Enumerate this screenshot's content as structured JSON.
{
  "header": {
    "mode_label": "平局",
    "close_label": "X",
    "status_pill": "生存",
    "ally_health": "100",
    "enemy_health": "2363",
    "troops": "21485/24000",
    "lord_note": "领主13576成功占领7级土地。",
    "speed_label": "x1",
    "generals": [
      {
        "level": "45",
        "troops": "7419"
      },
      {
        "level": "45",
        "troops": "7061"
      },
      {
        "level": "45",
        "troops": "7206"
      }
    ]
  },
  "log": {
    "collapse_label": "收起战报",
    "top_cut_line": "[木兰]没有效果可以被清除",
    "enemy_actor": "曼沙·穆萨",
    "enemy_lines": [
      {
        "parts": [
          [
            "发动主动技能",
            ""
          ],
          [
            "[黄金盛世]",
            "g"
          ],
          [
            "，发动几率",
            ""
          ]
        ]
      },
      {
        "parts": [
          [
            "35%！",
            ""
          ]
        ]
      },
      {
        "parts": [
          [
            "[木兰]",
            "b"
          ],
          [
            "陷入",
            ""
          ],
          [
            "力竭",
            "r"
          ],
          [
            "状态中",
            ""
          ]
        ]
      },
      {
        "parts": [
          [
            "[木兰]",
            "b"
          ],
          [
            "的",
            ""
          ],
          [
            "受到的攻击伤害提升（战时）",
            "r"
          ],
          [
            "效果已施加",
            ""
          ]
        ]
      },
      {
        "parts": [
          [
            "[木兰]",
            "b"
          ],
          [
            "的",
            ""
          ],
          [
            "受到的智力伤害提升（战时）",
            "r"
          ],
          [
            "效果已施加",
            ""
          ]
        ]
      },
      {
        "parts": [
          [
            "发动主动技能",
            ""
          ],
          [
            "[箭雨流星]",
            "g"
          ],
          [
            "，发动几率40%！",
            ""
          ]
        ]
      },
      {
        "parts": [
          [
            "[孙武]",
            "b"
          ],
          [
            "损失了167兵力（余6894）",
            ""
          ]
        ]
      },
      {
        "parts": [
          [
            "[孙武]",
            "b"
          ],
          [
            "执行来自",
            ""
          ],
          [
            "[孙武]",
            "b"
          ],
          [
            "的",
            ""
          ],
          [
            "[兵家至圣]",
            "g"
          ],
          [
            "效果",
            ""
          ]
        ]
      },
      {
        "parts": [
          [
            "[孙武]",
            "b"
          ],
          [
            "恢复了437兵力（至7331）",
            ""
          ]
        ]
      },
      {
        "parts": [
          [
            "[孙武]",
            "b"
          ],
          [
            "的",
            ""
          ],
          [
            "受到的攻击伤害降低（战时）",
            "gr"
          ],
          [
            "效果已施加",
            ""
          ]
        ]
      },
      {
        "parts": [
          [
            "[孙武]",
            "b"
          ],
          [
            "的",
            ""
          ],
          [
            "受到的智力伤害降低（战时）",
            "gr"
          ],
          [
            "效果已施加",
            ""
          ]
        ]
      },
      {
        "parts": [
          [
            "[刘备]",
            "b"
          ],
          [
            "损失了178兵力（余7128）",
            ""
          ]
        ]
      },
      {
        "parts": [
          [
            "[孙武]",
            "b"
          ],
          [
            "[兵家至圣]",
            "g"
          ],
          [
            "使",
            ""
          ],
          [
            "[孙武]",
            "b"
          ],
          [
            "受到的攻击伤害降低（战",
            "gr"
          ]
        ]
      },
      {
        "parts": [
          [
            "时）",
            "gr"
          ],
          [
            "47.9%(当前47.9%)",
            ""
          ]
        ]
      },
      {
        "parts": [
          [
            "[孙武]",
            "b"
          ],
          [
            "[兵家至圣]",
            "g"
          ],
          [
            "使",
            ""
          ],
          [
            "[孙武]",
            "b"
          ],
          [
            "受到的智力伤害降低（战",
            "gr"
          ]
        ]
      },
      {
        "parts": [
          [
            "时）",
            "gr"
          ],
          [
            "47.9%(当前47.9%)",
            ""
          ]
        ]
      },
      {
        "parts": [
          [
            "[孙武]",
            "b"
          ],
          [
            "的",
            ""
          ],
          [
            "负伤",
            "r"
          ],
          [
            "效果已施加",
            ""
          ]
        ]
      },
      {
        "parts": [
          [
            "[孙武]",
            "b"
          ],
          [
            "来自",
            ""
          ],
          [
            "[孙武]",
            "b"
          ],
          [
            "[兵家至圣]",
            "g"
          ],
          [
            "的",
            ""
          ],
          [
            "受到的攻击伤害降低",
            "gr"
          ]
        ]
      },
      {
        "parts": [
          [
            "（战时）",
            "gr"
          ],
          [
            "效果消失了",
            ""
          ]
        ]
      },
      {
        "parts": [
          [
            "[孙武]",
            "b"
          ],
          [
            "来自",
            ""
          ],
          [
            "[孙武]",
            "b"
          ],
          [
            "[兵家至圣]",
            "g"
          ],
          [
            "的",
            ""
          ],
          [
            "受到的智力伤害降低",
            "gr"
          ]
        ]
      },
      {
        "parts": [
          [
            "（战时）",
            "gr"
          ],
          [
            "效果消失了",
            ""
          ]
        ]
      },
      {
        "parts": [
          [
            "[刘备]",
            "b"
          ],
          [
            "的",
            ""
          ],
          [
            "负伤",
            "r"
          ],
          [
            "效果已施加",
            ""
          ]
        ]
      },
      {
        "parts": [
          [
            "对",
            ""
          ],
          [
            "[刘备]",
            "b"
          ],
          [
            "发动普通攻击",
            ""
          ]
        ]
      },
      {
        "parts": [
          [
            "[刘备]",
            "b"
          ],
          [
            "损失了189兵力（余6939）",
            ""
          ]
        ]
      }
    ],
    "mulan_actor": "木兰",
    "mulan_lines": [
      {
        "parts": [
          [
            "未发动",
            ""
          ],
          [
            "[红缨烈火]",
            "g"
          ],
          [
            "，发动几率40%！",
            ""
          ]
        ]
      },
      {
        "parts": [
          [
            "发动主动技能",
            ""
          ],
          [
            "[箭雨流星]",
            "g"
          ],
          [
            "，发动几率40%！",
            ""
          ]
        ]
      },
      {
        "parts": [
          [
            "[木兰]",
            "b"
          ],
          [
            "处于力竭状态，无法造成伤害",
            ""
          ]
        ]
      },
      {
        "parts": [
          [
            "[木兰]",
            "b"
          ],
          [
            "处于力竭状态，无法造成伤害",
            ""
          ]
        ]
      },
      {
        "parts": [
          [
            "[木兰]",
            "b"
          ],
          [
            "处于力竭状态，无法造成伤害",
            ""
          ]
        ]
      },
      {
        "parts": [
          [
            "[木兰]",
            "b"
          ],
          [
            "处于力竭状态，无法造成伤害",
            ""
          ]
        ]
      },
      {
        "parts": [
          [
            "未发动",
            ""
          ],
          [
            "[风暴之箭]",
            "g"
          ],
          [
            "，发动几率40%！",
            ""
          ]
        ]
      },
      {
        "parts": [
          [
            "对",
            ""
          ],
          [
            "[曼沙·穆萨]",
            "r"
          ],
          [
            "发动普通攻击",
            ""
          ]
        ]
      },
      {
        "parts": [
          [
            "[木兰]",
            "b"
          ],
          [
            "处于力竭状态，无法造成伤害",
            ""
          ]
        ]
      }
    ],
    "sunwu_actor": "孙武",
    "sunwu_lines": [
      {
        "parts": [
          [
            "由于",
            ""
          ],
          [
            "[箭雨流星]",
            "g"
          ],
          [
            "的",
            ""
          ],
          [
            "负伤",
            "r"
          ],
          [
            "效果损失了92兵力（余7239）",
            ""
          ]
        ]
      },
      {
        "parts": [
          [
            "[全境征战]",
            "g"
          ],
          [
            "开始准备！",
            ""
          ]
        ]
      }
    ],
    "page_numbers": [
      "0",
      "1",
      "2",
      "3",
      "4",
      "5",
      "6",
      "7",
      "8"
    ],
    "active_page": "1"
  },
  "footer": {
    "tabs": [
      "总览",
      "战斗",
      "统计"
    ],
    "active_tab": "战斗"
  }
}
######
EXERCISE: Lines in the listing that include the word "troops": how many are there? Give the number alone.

ANSWER TO THIS PROBLEM: 4